> **TASK TO COMPLETE**
Each entry that follows is to be copied exactly, minus any pictures.
___ LISTED ENTRIES ___
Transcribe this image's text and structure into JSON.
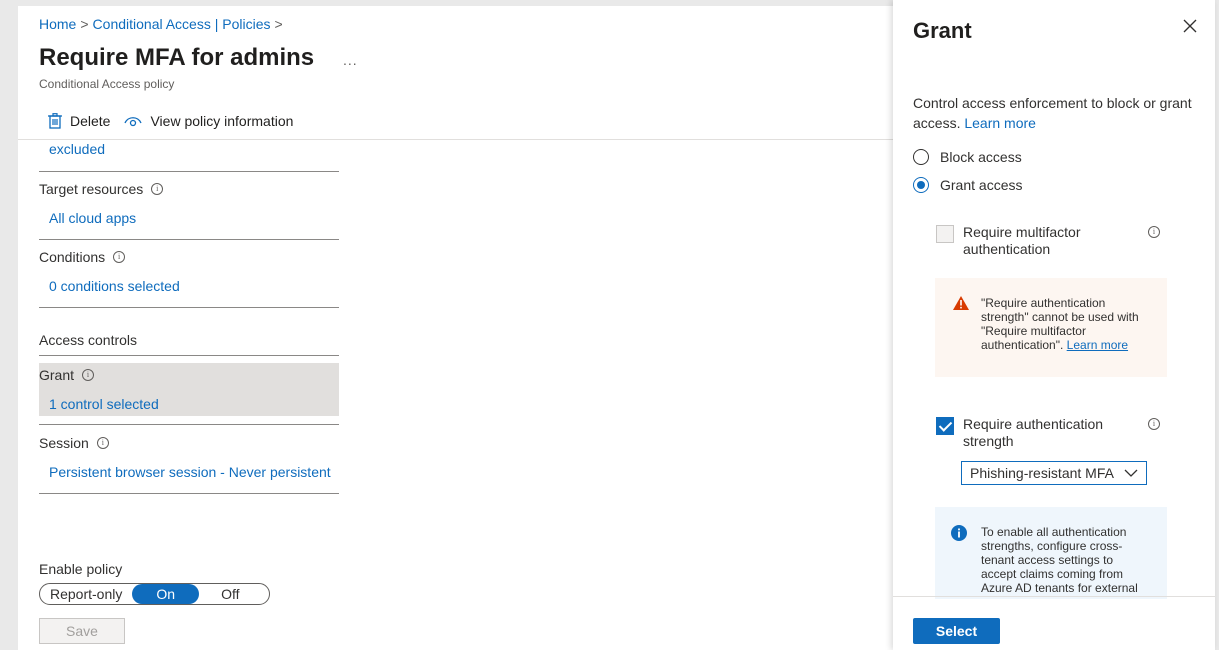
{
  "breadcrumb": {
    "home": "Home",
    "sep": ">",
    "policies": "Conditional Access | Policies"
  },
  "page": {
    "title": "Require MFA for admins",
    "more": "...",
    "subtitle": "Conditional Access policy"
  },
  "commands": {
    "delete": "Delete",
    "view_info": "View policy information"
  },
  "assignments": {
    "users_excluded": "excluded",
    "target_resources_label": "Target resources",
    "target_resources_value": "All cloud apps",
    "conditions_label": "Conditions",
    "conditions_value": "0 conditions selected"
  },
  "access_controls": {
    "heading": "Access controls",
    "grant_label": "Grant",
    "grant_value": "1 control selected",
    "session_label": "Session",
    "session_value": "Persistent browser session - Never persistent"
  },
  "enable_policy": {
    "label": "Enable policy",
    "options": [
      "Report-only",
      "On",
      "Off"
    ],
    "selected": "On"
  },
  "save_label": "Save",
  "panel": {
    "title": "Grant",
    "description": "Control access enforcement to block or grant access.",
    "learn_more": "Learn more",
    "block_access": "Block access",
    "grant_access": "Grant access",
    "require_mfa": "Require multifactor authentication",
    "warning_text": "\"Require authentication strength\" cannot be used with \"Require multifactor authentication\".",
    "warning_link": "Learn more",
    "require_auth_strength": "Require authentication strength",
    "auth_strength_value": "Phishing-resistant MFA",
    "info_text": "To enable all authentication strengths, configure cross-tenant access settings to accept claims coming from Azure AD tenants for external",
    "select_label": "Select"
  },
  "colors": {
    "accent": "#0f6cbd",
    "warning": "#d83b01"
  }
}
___
> **YOUR SOLUTION**
Transcribe this image's text and structure into JSON.
{
  "breadcrumb": {
    "home": "Home",
    "sep": ">",
    "policies": "Conditional Access | Policies"
  },
  "page": {
    "title": "Require MFA for admins",
    "more": "...",
    "subtitle": "Conditional Access policy"
  },
  "commands": {
    "delete": "Delete",
    "view_info": "View policy information"
  },
  "assignments": {
    "users_excluded": "excluded",
    "target_resources_label": "Target resources",
    "target_resources_value": "All cloud apps",
    "conditions_label": "Conditions",
    "conditions_value": "0 conditions selected"
  },
  "access_controls": {
    "heading": "Access controls",
    "grant_label": "Grant",
    "grant_value": "1 control selected",
    "session_label": "Session",
    "session_value": "Persistent browser session - Never persistent"
  },
  "enable_policy": {
    "label": "Enable policy",
    "options": [
      "Report-only",
      "On",
      "Off"
    ],
    "selected": "On"
  },
  "save_label": "Save",
  "panel": {
    "title": "Grant",
    "description": "Control access enforcement to block or grant access.",
    "learn_more": "Learn more",
    "block_access": "Block access",
    "grant_access": "Grant access",
    "require_mfa": "Require multifactor authentication",
    "warning_text": "\"Require authentication strength\" cannot be used with \"Require multifactor authentication\".",
    "warning_link": "Learn more",
    "require_auth_strength": "Require authentication strength",
    "auth_strength_value": "Phishing-resistant MFA",
    "info_text": "To enable all authentication strengths, configure cross-tenant access settings to accept claims coming from Azure AD tenants for external",
    "select_label": "Select"
  },
  "colors": {
    "accent": "#0f6cbd",
    "warning": "#d83b01"
  }
}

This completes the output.